Researchers at Atlanta-based Barnes Healthcare Services recently conducted a study to see if a patient management program that included non-invasive ventilators and in-home care would reduce readmission rates for patients with chronic obstructive pulmonary disease (COPD). The study, which was co-authored and funded by Royal Phillips and published in the Journal of Sleep Medicine, examined 397 patients who had all been hospitalized at least twice in a single year with an acute COPD exacerbation. Each patient was prescribed a ventilator for home use. Continued in-home care consisted of medication management, personal care, oxygen therapy, patient education and on-going respiratory physiotherapist care in the home.
Within one year, the proportion of COPD patients who were readmitted on two or more occasions decreased from 100% (397 of 397) to 2.2% (9 of 397).
Put into perspective, the Australian Institute of Health and Welfare quote the rate of COPD admissions in Australia on two or more occasions as 4%. COPD has the highest readmission rate of any other condition in Australia at over 62,000 a year. The AIHW says avoidable hospital admission rates for asthma and COPD in Australia were around 50% higher than the OECD average.

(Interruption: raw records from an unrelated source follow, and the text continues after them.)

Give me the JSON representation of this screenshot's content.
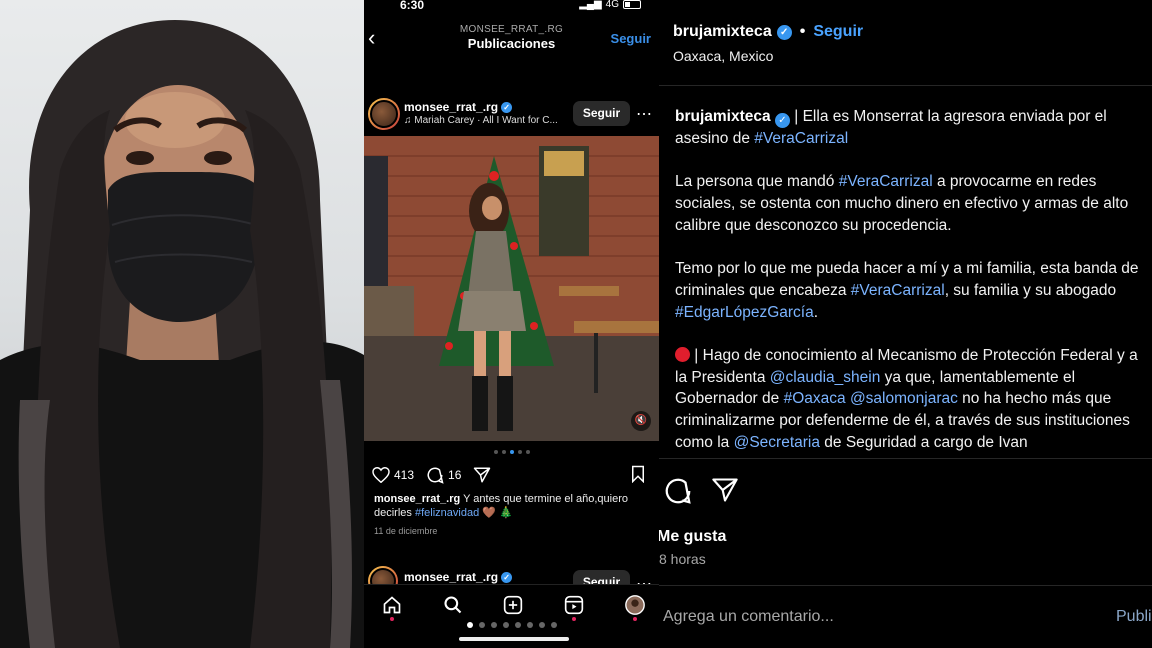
{
  "phone": {
    "status_time": "6:30",
    "network": "4G",
    "header_username": "MONSEE_RRAT_.RG",
    "header_title": "Publicaciones",
    "follow_top": "Seguir",
    "post": {
      "username": "monsee_rrat_.rg",
      "music": "♫ Mariah Carey · All I Want for C...",
      "follow": "Seguir",
      "likes": "413",
      "comments": "16",
      "caption_user": "monsee_rrat_.rg",
      "caption_text": "Y antes que termine el año,quiero decirles",
      "caption_hashtag": "#feliznavidad",
      "caption_emoji": "🤎 🎄",
      "date": "11 de diciembre"
    },
    "post2": {
      "username": "monsee_rrat_.rg",
      "follow": "Seguir"
    }
  },
  "panel": {
    "username": "brujamixteca",
    "follow": "Seguir",
    "location": "Oaxaca, Mexico",
    "caption_user": "brujamixteca",
    "p1_text": " | Ella es Monserrat la agresora enviada por el asesino de ",
    "p1_tag": "#VeraCarrizal",
    "p2_a": "La persona que mandó ",
    "p2_tag": "#VeraCarrizal",
    "p2_b": " a provocarme en redes sociales, se ostenta con mucho dinero en efectivo y armas de alto calibre que desconozco su procedencia.",
    "p3_a": "Temo por lo que me pueda hacer a mí y a mi familia, esta banda de criminales que encabeza ",
    "p3_tag1": "#VeraCarrizal",
    "p3_b": ", su familia y su abogado ",
    "p3_tag2": "#EdgarLópezGarcía",
    "p3_c": ".",
    "p4_a": " | Hago de conocimiento al Mecanismo de Protección Federal y a la Presidenta ",
    "p4_mention1": "@claudia_shein",
    "p4_b": " ya que, lamentablemente el Gobernador de ",
    "p4_tag": "#Oaxaca",
    "p4_c": " ",
    "p4_mention2": "@salomonjarac",
    "p4_d": " no ha hecho más que criminalizarme por defenderme de él, a través de sus instituciones como la ",
    "p4_mention3": "@Secretaria",
    "p4_e": " de Seguridad a cargo de Ivan",
    "likes_label": "Me gusta",
    "time": "8 horas",
    "comment_placeholder": "Agrega un comentario...",
    "publish": "Publi"
  },
  "colors": {
    "accent_blue": "#3a8fe8",
    "hashtag_blue": "#7cb4ff",
    "verified_blue": "#3897f0",
    "alert_red": "#e01e2d"
  },
  "icons": [
    "back-icon",
    "verified-icon",
    "music-icon",
    "more-icon",
    "heart-icon",
    "comment-icon",
    "share-icon",
    "bookmark-icon",
    "home-icon",
    "search-icon",
    "create-icon",
    "reels-icon",
    "profile-icon",
    "mute-icon"
  ]
}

Dr. Sairam Parthasarathy, professor of medicine at the University Medical Center Tucson says
"The Barnes Healthcare study holds promise in how a multifaceted intervention could assist health systems in significantly improving the care of the patients with advanced stage COPD in their home. The results indicate that patients placed on this advanced mode of non-invasive ventilation, combined with an in-home care program, can reduce hospitalisations and subsequently reduce healthcare utilisation."
Comprehensive disease management program
With the help of a Beacon Community grant that was funded through the American Recovery and Reinvestment Act, Carolinas HealthCare System conducted a comprehensive disease management pilot program in an attempt to reduce COPD admissions. The program focused on continuous identification and follow-up of patients with COPD. It included the following strategies:
- Conducting a root cause analysis on COPD readmissions
- In-home care for up to 90 days to help the patient recover and ensure correct medication management
- Scheduling follow-up appointments within two to seven days of hospital discharge and monthly thereafter.
- Appointing case managers and home care support to ensure follow-up calls to patients within 48 hours of discharge and as needed for up to 90 days
- Providing patients with disease management education by respiratory physiotherapists
- Educating inpatients on disease management and proper use of inhalers
During the program, the COPD readmission rate at Carolinas HealthCare dropped from 21.8% to 13% over a three-year period. Dr. Jean Wright, vice president of innovation at Carolinas HealthCare, told Healthcare Financial Management that organisations should start to reduce their COPD readmission rates by focusing on just three to five strategies so they do not become overwhelmed.
These two studies in the US show unequivocally that disease management and post discharge home care reduce readmissions. Private hospitals and health insurance companies can reach a cost effective compromise.
There is no doubt; the cost of home care and focused health education is a fraction of the cost of a hospital bed on readmission.